Dataset rows describing interfaces
■ ■ ■ ■ ■
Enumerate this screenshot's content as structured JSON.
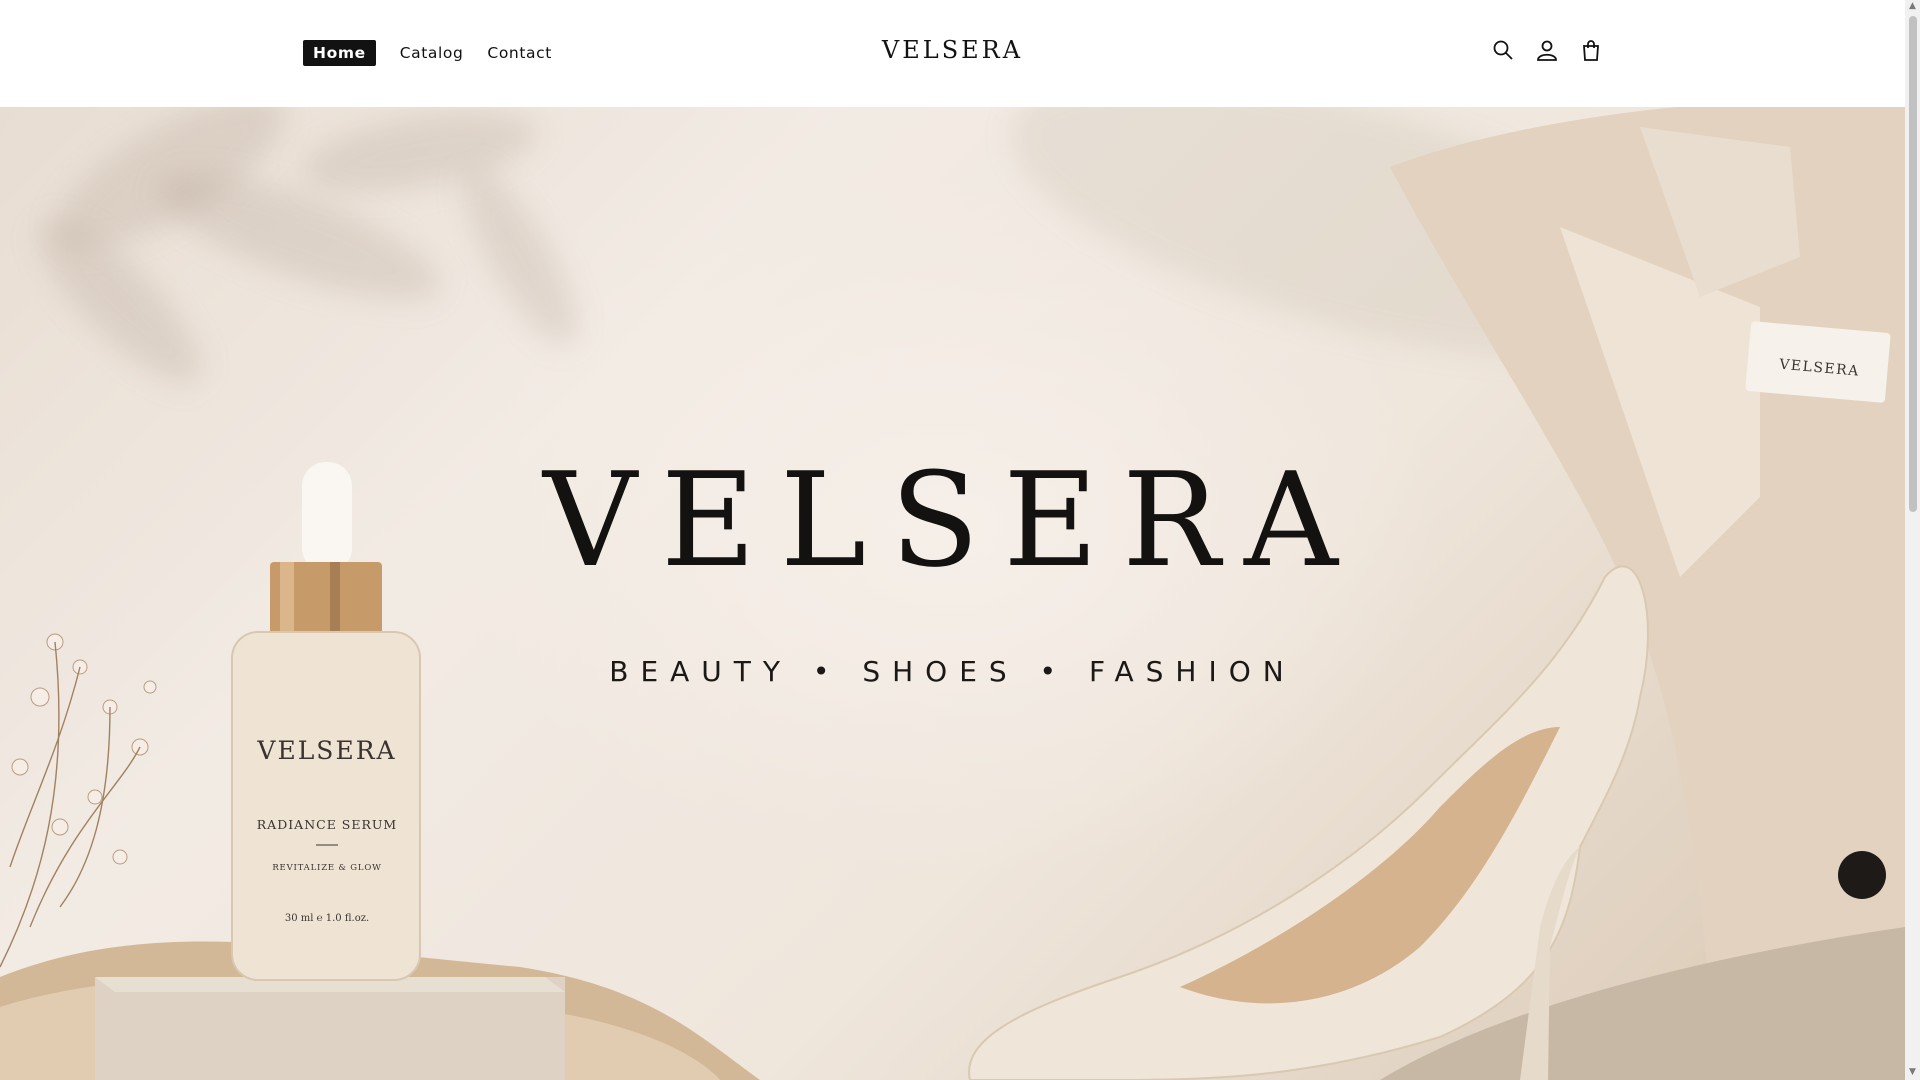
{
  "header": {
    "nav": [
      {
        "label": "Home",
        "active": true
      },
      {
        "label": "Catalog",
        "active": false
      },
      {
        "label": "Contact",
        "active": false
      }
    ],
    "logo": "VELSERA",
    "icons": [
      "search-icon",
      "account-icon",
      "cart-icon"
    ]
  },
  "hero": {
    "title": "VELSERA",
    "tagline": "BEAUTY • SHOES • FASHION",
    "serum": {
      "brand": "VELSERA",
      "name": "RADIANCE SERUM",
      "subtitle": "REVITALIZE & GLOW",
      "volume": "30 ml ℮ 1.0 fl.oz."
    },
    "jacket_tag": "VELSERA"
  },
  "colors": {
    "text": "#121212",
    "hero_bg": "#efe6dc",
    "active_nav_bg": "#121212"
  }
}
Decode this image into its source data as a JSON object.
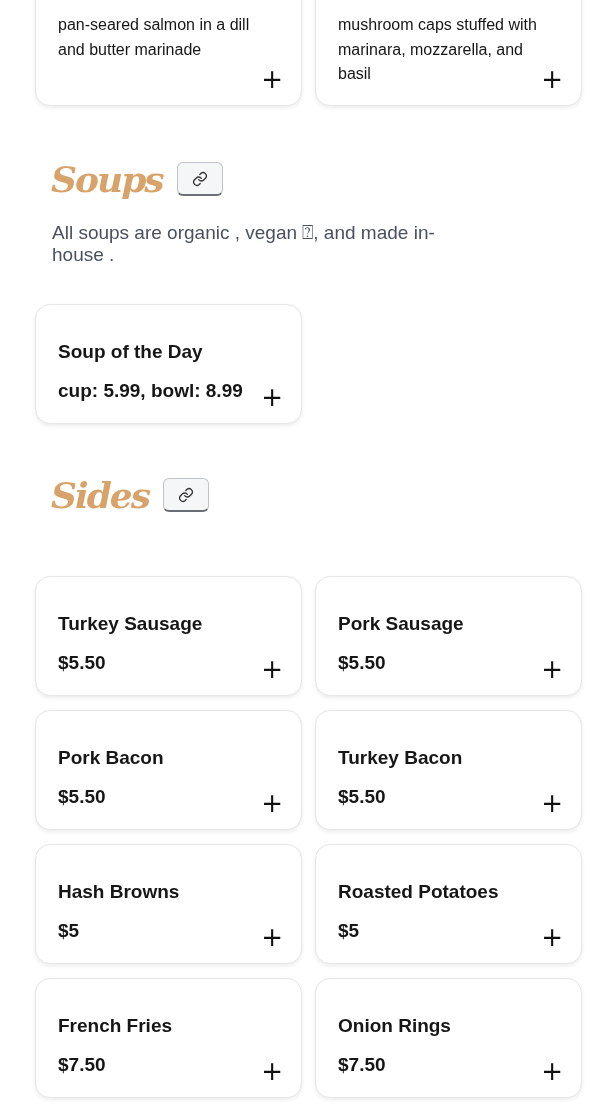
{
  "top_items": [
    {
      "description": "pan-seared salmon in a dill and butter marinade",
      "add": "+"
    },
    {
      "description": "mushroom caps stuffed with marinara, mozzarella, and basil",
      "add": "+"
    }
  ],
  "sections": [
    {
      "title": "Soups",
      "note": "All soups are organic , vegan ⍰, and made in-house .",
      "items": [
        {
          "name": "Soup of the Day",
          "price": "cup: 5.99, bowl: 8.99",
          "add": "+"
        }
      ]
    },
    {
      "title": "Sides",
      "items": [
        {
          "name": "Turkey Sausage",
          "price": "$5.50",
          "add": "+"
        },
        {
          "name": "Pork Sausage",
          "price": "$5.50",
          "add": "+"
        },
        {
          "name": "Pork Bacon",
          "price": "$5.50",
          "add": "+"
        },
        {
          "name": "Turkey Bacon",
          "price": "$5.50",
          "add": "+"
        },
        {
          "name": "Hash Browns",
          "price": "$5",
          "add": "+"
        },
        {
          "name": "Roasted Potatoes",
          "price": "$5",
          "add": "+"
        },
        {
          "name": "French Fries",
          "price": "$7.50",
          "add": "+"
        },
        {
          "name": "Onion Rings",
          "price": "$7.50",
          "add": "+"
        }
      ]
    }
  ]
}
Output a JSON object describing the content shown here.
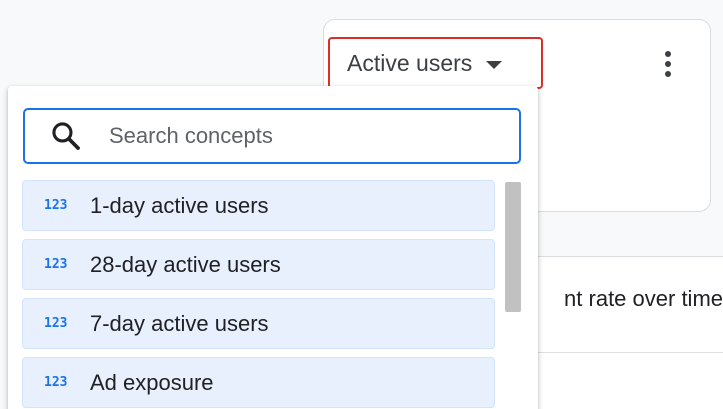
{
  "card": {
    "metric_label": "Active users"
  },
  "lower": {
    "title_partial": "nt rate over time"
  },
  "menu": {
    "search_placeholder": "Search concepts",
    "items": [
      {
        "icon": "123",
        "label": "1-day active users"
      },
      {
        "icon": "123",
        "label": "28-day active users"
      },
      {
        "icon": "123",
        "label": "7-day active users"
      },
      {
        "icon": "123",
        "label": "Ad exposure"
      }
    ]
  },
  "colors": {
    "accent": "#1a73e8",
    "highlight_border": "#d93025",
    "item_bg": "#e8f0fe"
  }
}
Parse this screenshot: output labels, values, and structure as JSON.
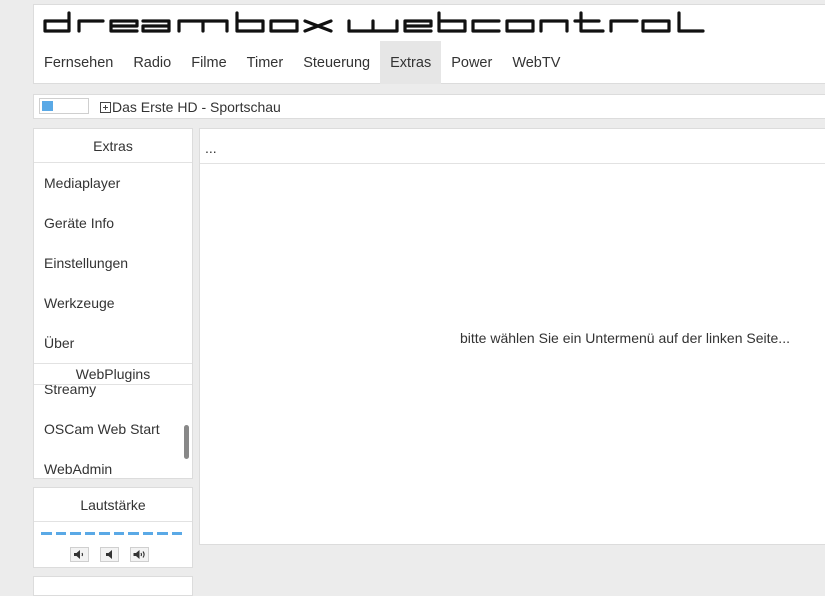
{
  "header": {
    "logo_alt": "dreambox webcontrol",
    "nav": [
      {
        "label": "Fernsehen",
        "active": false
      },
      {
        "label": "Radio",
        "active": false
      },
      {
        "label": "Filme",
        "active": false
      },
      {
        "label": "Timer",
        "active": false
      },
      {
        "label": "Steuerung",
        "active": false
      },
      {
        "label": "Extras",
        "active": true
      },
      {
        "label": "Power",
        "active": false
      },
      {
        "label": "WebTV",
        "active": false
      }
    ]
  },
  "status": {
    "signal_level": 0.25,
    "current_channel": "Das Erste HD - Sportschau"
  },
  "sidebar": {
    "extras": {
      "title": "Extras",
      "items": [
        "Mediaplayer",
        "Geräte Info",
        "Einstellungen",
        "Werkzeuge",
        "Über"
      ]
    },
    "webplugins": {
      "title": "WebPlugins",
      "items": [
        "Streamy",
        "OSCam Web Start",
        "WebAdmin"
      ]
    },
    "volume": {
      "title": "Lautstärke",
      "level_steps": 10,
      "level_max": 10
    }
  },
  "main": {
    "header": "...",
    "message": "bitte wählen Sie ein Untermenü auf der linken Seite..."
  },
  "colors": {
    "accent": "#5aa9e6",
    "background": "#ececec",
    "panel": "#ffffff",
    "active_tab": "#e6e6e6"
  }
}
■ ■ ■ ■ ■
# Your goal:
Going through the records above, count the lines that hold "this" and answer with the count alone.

# Result of the task:
3